Researchers get a glimpse of life 190 million years ago in Somerset, a county in southwestern England, as they study remarkable fossils discovered 150 years ago.
In a study published in the Journal of the Geological Society, researchers from the University of Bristol, the Bath Royal Literary and Scientific Institution (BRLSI) and the National Museum of Scotland detailed their work on the fossils, excited about what they're discovering from specimens that were originally thought of as just simple rocks.

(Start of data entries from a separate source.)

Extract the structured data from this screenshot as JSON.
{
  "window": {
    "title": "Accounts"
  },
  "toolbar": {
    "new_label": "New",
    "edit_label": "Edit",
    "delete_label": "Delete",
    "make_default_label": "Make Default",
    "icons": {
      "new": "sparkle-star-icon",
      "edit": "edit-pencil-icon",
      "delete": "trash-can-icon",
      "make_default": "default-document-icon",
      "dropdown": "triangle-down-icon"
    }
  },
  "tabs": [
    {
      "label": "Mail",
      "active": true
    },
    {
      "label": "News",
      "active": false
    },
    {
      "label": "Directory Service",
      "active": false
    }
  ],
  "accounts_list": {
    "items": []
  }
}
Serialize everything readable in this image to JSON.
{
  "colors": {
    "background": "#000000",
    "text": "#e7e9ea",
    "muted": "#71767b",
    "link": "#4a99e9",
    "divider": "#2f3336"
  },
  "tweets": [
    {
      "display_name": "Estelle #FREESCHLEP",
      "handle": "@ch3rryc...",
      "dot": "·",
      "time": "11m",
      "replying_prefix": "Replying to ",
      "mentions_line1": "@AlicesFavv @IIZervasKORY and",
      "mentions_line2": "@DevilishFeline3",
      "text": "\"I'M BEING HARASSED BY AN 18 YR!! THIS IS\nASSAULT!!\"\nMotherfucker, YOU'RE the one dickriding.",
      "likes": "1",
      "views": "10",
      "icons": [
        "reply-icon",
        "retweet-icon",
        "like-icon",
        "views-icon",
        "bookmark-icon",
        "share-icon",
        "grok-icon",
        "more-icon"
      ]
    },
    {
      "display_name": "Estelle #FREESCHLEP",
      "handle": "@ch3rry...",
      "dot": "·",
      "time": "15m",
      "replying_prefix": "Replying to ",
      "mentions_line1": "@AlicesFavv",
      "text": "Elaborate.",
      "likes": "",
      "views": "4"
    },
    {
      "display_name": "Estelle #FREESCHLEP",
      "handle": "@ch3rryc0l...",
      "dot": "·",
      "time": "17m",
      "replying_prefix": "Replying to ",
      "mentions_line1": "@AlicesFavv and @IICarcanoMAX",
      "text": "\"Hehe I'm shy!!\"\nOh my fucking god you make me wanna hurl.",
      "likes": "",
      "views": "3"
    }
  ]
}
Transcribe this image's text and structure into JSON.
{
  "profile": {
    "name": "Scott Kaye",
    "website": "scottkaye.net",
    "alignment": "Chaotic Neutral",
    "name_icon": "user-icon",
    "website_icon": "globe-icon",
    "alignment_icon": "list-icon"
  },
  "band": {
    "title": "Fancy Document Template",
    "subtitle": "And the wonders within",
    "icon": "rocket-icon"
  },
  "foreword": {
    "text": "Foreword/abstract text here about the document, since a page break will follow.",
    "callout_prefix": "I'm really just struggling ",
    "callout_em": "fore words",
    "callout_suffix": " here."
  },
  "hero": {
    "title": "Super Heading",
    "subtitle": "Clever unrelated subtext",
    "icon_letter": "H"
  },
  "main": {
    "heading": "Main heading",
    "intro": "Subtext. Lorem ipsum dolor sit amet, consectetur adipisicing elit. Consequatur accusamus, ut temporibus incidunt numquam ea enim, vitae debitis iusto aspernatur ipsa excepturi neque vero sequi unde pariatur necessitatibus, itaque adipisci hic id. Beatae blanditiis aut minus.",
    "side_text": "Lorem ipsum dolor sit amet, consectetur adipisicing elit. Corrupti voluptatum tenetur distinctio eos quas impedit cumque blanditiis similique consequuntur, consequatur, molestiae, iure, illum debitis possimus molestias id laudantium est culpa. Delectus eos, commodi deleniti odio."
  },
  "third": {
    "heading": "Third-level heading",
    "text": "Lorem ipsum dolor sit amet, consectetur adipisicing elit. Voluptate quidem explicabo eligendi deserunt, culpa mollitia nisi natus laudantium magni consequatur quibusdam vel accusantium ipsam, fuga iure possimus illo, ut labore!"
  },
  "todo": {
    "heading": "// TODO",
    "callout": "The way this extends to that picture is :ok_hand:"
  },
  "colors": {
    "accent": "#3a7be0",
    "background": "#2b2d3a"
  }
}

The researchers have Charles Moore to thank for spotting a rounded-out boulder being kicked around by some school kids. He took interest in the stone, cracked it open and was astonished to discover a perfectly preserved fish in 3D. This sparked his curiosity and so he collected hundreds more of the stones in Somerset's Strawberry Bank area, a former quarry that was home to costal fauna fossils from the Lower Jurassic. The band where the fossils were located occurs as a "laterally discontinuous band of nodules, no more than 50 centimeters thick, which preserve fossils with very little compression," notes an article about the collection in the NatSCA News. Unfortunately, Moore's collection simply rested in the BRLSI museum, not examined until decades later.
Matt Williams, the collection's curator, said that there was something special about the fossils the first time he saw them. "Our stores are full of treasures, but these specimens are truly unique," he added.
Michael Benton, one of the authors for the study, recounted how surprised he was when Williams showed the collection to him. There were about 100 fossils and they featured large fish known as Pachycormus, two ichthyosaurs species, five to six tiny marine crocodiles, early squid with preserved ink sacs and soft tissues and hundreds of insects that used to call warm shallow seas of the past home.
"Unlike other fossil sites of similar age, the 3D preservation at Strawberry Bank provides unique evidence on palatal and braincase structures in the fishes and reptiles," explained the researchers.
The fossils have had to wait their turn for attention but are now well on their way to being cleaned and curated, thanks to $400,000 in grant funding provided by the Leverhulme Trust. With enough resources, the researchers can now 3D-scan the fossils to further study them. A portion of the grant will also go into financially supporting young scientists to encourage them to work in Oxford and Bristol alongside Dr. Matt Friedman, an expert on fish fossils.
Andrew Ross joined Williams and Benton on the research team.